§ **Records provided**
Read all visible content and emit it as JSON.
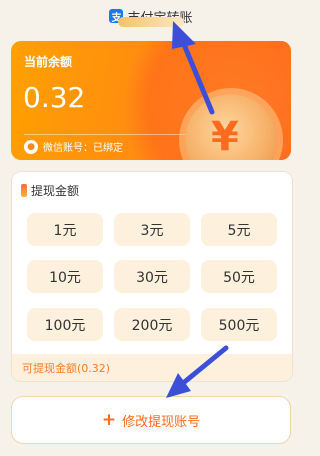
{
  "header": {
    "title": "支付宝转账",
    "icon": "alipay-icon"
  },
  "balance": {
    "label": "当前余额",
    "value": "0.32",
    "wechat_text": "微信账号：已绑定",
    "coin_symbol": "¥"
  },
  "amounts": {
    "title": "提现金额",
    "options": [
      "1元",
      "3元",
      "5元",
      "10元",
      "30元",
      "50元",
      "100元",
      "200元",
      "500元"
    ],
    "available_text": "可提现金额(0.32)"
  },
  "modify": {
    "label": "修改提现账号"
  },
  "colors": {
    "accent": "#ff8a14",
    "arrow": "#3d4fd8",
    "soft": "#fdf1de"
  }
}
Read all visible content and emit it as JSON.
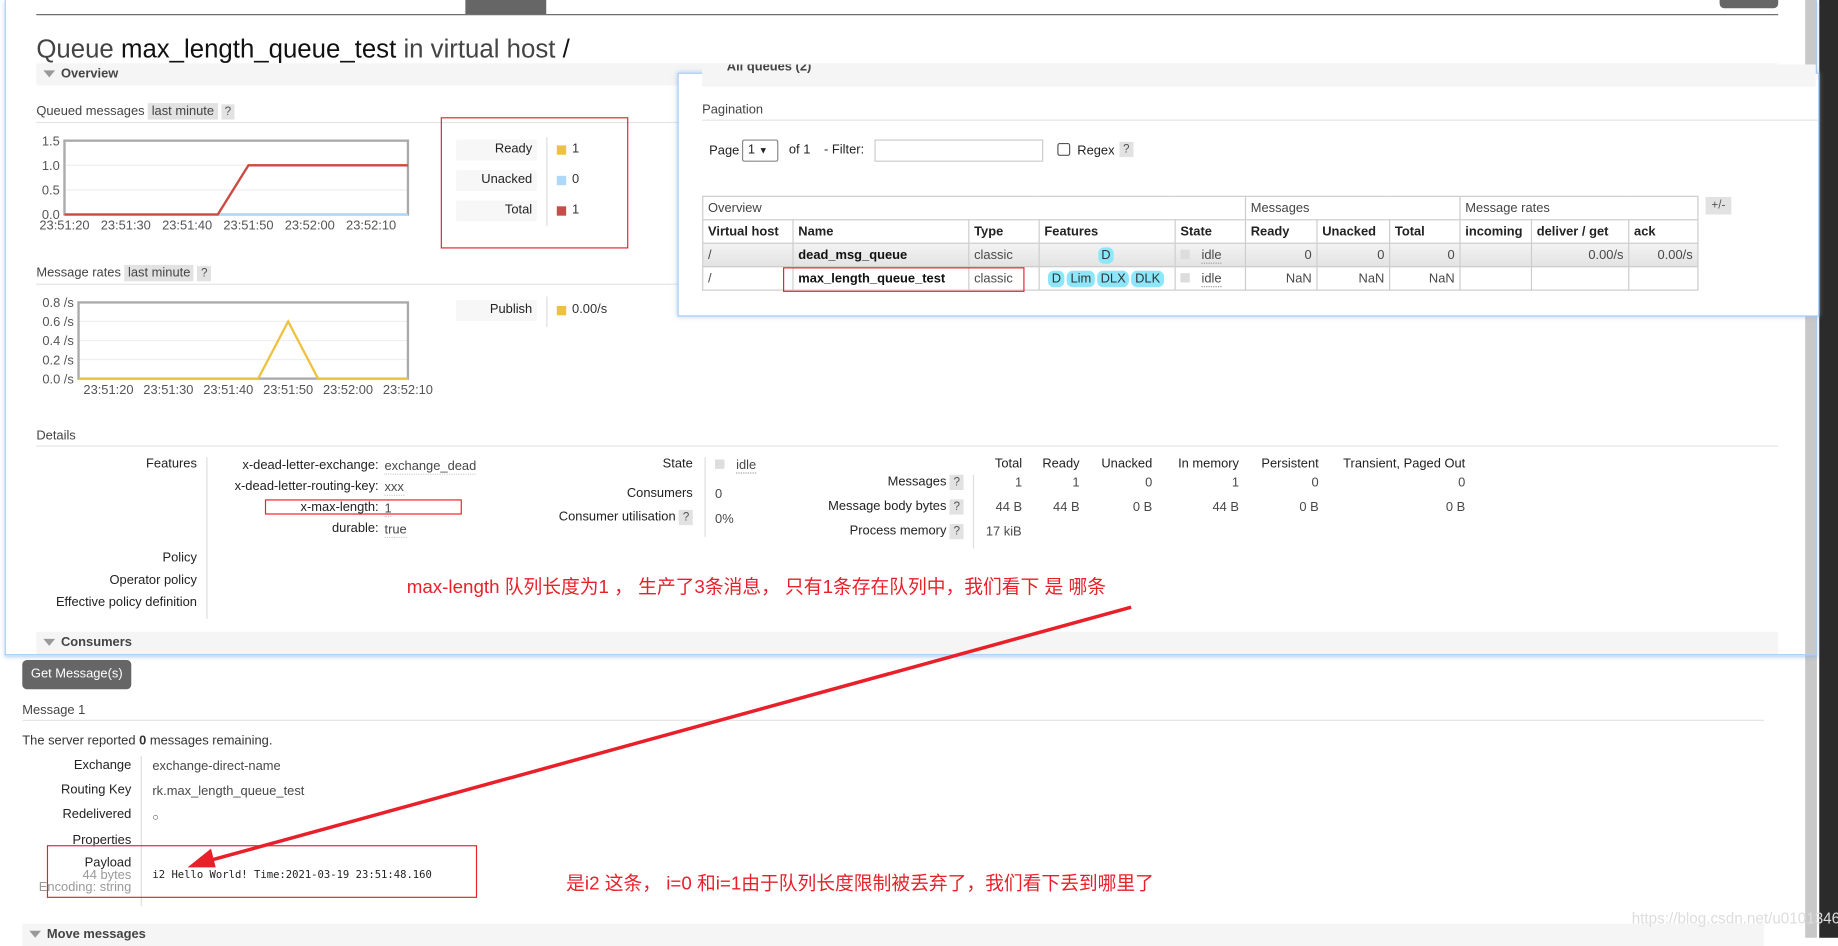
{
  "title": {
    "prefix": "Queue",
    "name": "max_length_queue_test",
    "mid": "in virtual host",
    "vhost": "/"
  },
  "sections": {
    "overview": "Overview",
    "details": "Details",
    "consumers": "Consumers",
    "move": "Move messages",
    "all_queues": "All queues (2)"
  },
  "queued": {
    "label": "Queued messages",
    "range": "last minute",
    "help": "?",
    "legend": [
      {
        "label": "Ready",
        "value": "1",
        "color": "#edc240"
      },
      {
        "label": "Unacked",
        "value": "0",
        "color": "#afd8f8"
      },
      {
        "label": "Total",
        "value": "1",
        "color": "#cb4b4b"
      }
    ]
  },
  "rates": {
    "label": "Message rates",
    "range": "last minute",
    "help": "?",
    "legend": [
      {
        "label": "Publish",
        "value": "0.00/s",
        "color": "#edc240"
      }
    ]
  },
  "chart_data": [
    {
      "type": "line",
      "title": "Queued messages",
      "ylim": [
        0,
        1.5
      ],
      "yticks": [
        "0.0",
        "0.5",
        "1.0",
        "1.5"
      ],
      "xlim": [
        "23:51:20",
        "23:52:16"
      ],
      "xticks": [
        "23:51:20",
        "23:51:30",
        "23:51:40",
        "23:51:50",
        "23:52:00",
        "23:52:10"
      ],
      "grid": true,
      "series": [
        {
          "name": "Unacked",
          "color": "#afd8f8",
          "points": [
            [
              "23:51:20",
              0
            ],
            [
              "23:52:16",
              0
            ]
          ]
        },
        {
          "name": "Ready",
          "color": "#edc240",
          "points": [
            [
              "23:51:20",
              0
            ],
            [
              "23:51:45",
              0
            ],
            [
              "23:51:50",
              1
            ],
            [
              "23:52:16",
              1
            ]
          ]
        },
        {
          "name": "Total",
          "color": "#cb4b4b",
          "points": [
            [
              "23:51:20",
              0
            ],
            [
              "23:51:45",
              0
            ],
            [
              "23:51:50",
              1
            ],
            [
              "23:52:16",
              1
            ]
          ]
        }
      ]
    },
    {
      "type": "line",
      "title": "Message rates",
      "ylim": [
        0,
        0.8
      ],
      "yticks": [
        "0.0 /s",
        "0.2 /s",
        "0.4 /s",
        "0.6 /s",
        "0.8 /s"
      ],
      "xlim": [
        "23:51:15",
        "23:52:10"
      ],
      "xticks": [
        "23:51:20",
        "23:51:30",
        "23:51:40",
        "23:51:50",
        "23:52:00",
        "23:52:10"
      ],
      "grid": true,
      "series": [
        {
          "name": "Publish",
          "color": "#edc240",
          "points": [
            [
              "23:51:15",
              0
            ],
            [
              "23:51:45",
              0
            ],
            [
              "23:51:50",
              0.6
            ],
            [
              "23:51:55",
              0
            ],
            [
              "23:52:10",
              0
            ]
          ]
        }
      ]
    }
  ],
  "details": {
    "features_label": "Features",
    "features": [
      {
        "k": "x-dead-letter-exchange:",
        "v": "exchange_dead"
      },
      {
        "k": "x-dead-letter-routing-key:",
        "v": "xxx"
      },
      {
        "k": "x-max-length:",
        "v": "1"
      },
      {
        "k": "durable:",
        "v": "true"
      }
    ],
    "policy": "Policy",
    "operator_policy": "Operator policy",
    "effective_policy": "Effective policy definition",
    "state_label": "State",
    "state": "idle",
    "consumers_label": "Consumers",
    "consumers": "0",
    "util_label": "Consumer utilisation",
    "util": "0%",
    "cols": [
      "Total",
      "Ready",
      "Unacked",
      "In memory",
      "Persistent",
      "Transient, Paged Out"
    ],
    "rows": [
      {
        "label": "Messages",
        "vals": [
          "1",
          "1",
          "0",
          "1",
          "0",
          "0"
        ]
      },
      {
        "label": "Message body bytes",
        "vals": [
          "44 B",
          "44 B",
          "0 B",
          "44 B",
          "0 B",
          "0 B"
        ]
      },
      {
        "label": "Process memory",
        "vals": [
          "17 kiB",
          "",
          "",
          "",
          "",
          ""
        ]
      }
    ]
  },
  "annotation1": "max-length 队列长度为1 ， 生产了3条消息， 只有1条存在队列中，我们看下 是 哪条",
  "annotation2": "是i2 这条， i=0 和i=1由于队列长度限制被丢弃了，我们看下丢到哪里了",
  "get": {
    "button": "Get Message(s)",
    "msg_title": "Message 1",
    "remaining_pre": "The server reported",
    "remaining": "0",
    "remaining_post": "messages remaining.",
    "exchange_label": "Exchange",
    "exchange": "exchange-direct-name",
    "rk_label": "Routing Key",
    "rk": "rk.max_length_queue_test",
    "redelivered_label": "Redelivered",
    "redelivered": "○",
    "properties_label": "Properties",
    "payload_label": "Payload",
    "payload_bytes": "44 bytes",
    "encoding": "Encoding: string",
    "payload": "i2 Hello World! Time:2021-03-19 23:51:48.160"
  },
  "popup": {
    "pagination": "Pagination",
    "page_label": "Page",
    "page": "1",
    "of": "of 1",
    "filter_label": "- Filter:",
    "filter": "",
    "regex": "Regex",
    "help": "?",
    "plusminus": "+/-",
    "groups": [
      "Overview",
      "Messages",
      "Message rates"
    ],
    "headers": [
      "Virtual host",
      "Name",
      "Type",
      "Features",
      "State",
      "Ready",
      "Unacked",
      "Total",
      "incoming",
      "deliver / get",
      "ack"
    ],
    "rows": [
      {
        "vhost": "/",
        "name": "dead_msg_queue",
        "type": "classic",
        "features": [
          "D"
        ],
        "state": "idle",
        "ready": "0",
        "unacked": "0",
        "total": "0",
        "incoming": "",
        "deliver": "0.00/s",
        "ack": "0.00/s"
      },
      {
        "vhost": "/",
        "name": "max_length_queue_test",
        "type": "classic",
        "features": [
          "D",
          "Lim",
          "DLX",
          "DLK"
        ],
        "state": "idle",
        "ready": "NaN",
        "unacked": "NaN",
        "total": "NaN",
        "incoming": "",
        "deliver": "",
        "ack": ""
      }
    ]
  },
  "watermark": "https://blog.csdn.net/u010134642"
}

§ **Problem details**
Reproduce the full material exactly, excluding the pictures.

§ **Problem solution**
Read all visible content and emit it as JSON.
{
  "header": {
    "title": "支付宝转账",
    "icon": "alipay-icon"
  },
  "balance": {
    "label": "当前余额",
    "value": "0.32",
    "wechat_text": "微信账号：已绑定",
    "coin_symbol": "¥"
  },
  "amounts": {
    "title": "提现金额",
    "options": [
      "1元",
      "3元",
      "5元",
      "10元",
      "30元",
      "50元",
      "100元",
      "200元",
      "500元"
    ],
    "available_text": "可提现金额(0.32)"
  },
  "modify": {
    "label": "修改提现账号"
  },
  "colors": {
    "accent": "#ff8a14",
    "arrow": "#3d4fd8",
    "soft": "#fdf1de"
  }
}
Read all visible content and emit it as JSON.
{
  "title": {
    "prefix": "Queue",
    "name": "max_length_queue_test",
    "mid": "in virtual host",
    "vhost": "/"
  },
  "sections": {
    "overview": "Overview",
    "details": "Details",
    "consumers": "Consumers",
    "move": "Move messages",
    "all_queues": "All queues (2)"
  },
  "queued": {
    "label": "Queued messages",
    "range": "last minute",
    "help": "?",
    "legend": [
      {
        "label": "Ready",
        "value": "1",
        "color": "#edc240"
      },
      {
        "label": "Unacked",
        "value": "0",
        "color": "#afd8f8"
      },
      {
        "label": "Total",
        "value": "1",
        "color": "#cb4b4b"
      }
    ]
  },
  "rates": {
    "label": "Message rates",
    "range": "last minute",
    "help": "?",
    "legend": [
      {
        "label": "Publish",
        "value": "0.00/s",
        "color": "#edc240"
      }
    ]
  },
  "chart_data": [
    {
      "type": "line",
      "title": "Queued messages",
      "ylim": [
        0,
        1.5
      ],
      "yticks": [
        "0.0",
        "0.5",
        "1.0",
        "1.5"
      ],
      "xlim": [
        "23:51:20",
        "23:52:16"
      ],
      "xticks": [
        "23:51:20",
        "23:51:30",
        "23:51:40",
        "23:51:50",
        "23:52:00",
        "23:52:10"
      ],
      "grid": true,
      "series": [
        {
          "name": "Unacked",
          "color": "#afd8f8",
          "points": [
            [
              "23:51:20",
              0
            ],
            [
              "23:52:16",
              0
            ]
          ]
        },
        {
          "name": "Ready",
          "color": "#edc240",
          "points": [
            [
              "23:51:20",
              0
            ],
            [
              "23:51:45",
              0
            ],
            [
              "23:51:50",
              1
            ],
            [
              "23:52:16",
              1
            ]
          ]
        },
        {
          "name": "Total",
          "color": "#cb4b4b",
          "points": [
            [
              "23:51:20",
              0
            ],
            [
              "23:51:45",
              0
            ],
            [
              "23:51:50",
              1
            ],
            [
              "23:52:16",
              1
            ]
          ]
        }
      ]
    },
    {
      "type": "line",
      "title": "Message rates",
      "ylim": [
        0,
        0.8
      ],
      "yticks": [
        "0.0 /s",
        "0.2 /s",
        "0.4 /s",
        "0.6 /s",
        "0.8 /s"
      ],
      "xlim": [
        "23:51:15",
        "23:52:10"
      ],
      "xticks": [
        "23:51:20",
        "23:51:30",
        "23:51:40",
        "23:51:50",
        "23:52:00",
        "23:52:10"
      ],
      "grid": true,
      "series": [
        {
          "name": "Publish",
          "color": "#edc240",
          "points": [
            [
              "23:51:15",
              0
            ],
            [
              "23:51:45",
              0
            ],
            [
              "23:51:50",
              0.6
            ],
            [
              "23:51:55",
              0
            ],
            [
              "23:52:10",
              0
            ]
          ]
        }
      ]
    }
  ],
  "details": {
    "features_label": "Features",
    "features": [
      {
        "k": "x-dead-letter-exchange:",
        "v": "exchange_dead"
      },
      {
        "k": "x-dead-letter-routing-key:",
        "v": "xxx"
      },
      {
        "k": "x-max-length:",
        "v": "1"
      },
      {
        "k": "durable:",
        "v": "true"
      }
    ],
    "policy": "Policy",
    "operator_policy": "Operator policy",
    "effective_policy": "Effective policy definition",
    "state_label": "State",
    "state": "idle",
    "consumers_label": "Consumers",
    "consumers": "0",
    "util_label": "Consumer utilisation",
    "util": "0%",
    "cols": [
      "Total",
      "Ready",
      "Unacked",
      "In memory",
      "Persistent",
      "Transient, Paged Out"
    ],
    "rows": [
      {
        "label": "Messages",
        "vals": [
          "1",
          "1",
          "0",
          "1",
          "0",
          "0"
        ]
      },
      {
        "label": "Message body bytes",
        "vals": [
          "44 B",
          "44 B",
          "0 B",
          "44 B",
          "0 B",
          "0 B"
        ]
      },
      {
        "label": "Process memory",
        "vals": [
          "17 kiB",
          "",
          "",
          "",
          "",
          ""
        ]
      }
    ]
  },
  "annotation1": "max-length 队列长度为1 ， 生产了3条消息， 只有1条存在队列中，我们看下 是 哪条",
  "annotation2": "是i2 这条， i=0 和i=1由于队列长度限制被丢弃了，我们看下丢到哪里了",
  "get": {
    "button": "Get Message(s)",
    "msg_title": "Message 1",
    "remaining_pre": "The server reported",
    "remaining": "0",
    "remaining_post": "messages remaining.",
    "exchange_label": "Exchange",
    "exchange": "exchange-direct-name",
    "rk_label": "Routing Key",
    "rk": "rk.max_length_queue_test",
    "redelivered_label": "Redelivered",
    "redelivered": "○",
    "properties_label": "Properties",
    "payload_label": "Payload",
    "payload_bytes": "44 bytes",
    "encoding": "Encoding: string",
    "payload": "i2 Hello World! Time:2021-03-19 23:51:48.160"
  },
  "popup": {
    "pagination": "Pagination",
    "page_label": "Page",
    "page": "1",
    "of": "of 1",
    "filter_label": "- Filter:",
    "filter": "",
    "regex": "Regex",
    "help": "?",
    "plusminus": "+/-",
    "groups": [
      "Overview",
      "Messages",
      "Message rates"
    ],
    "headers": [
      "Virtual host",
      "Name",
      "Type",
      "Features",
      "State",
      "Ready",
      "Unacked",
      "Total",
      "incoming",
      "deliver / get",
      "ack"
    ],
    "rows": [
      {
        "vhost": "/",
        "name": "dead_msg_queue",
        "type": "classic",
        "features": [
          "D"
        ],
        "state": "idle",
        "ready": "0",
        "unacked": "0",
        "total": "0",
        "incoming": "",
        "deliver": "0.00/s",
        "ack": "0.00/s"
      },
      {
        "vhost": "/",
        "name": "max_length_queue_test",
        "type": "classic",
        "features": [
          "D",
          "Lim",
          "DLX",
          "DLK"
        ],
        "state": "idle",
        "ready": "NaN",
        "unacked": "NaN",
        "total": "NaN",
        "incoming": "",
        "deliver": "",
        "ack": ""
      }
    ]
  },
  "watermark": "https://blog.csdn.net/u010134642"
}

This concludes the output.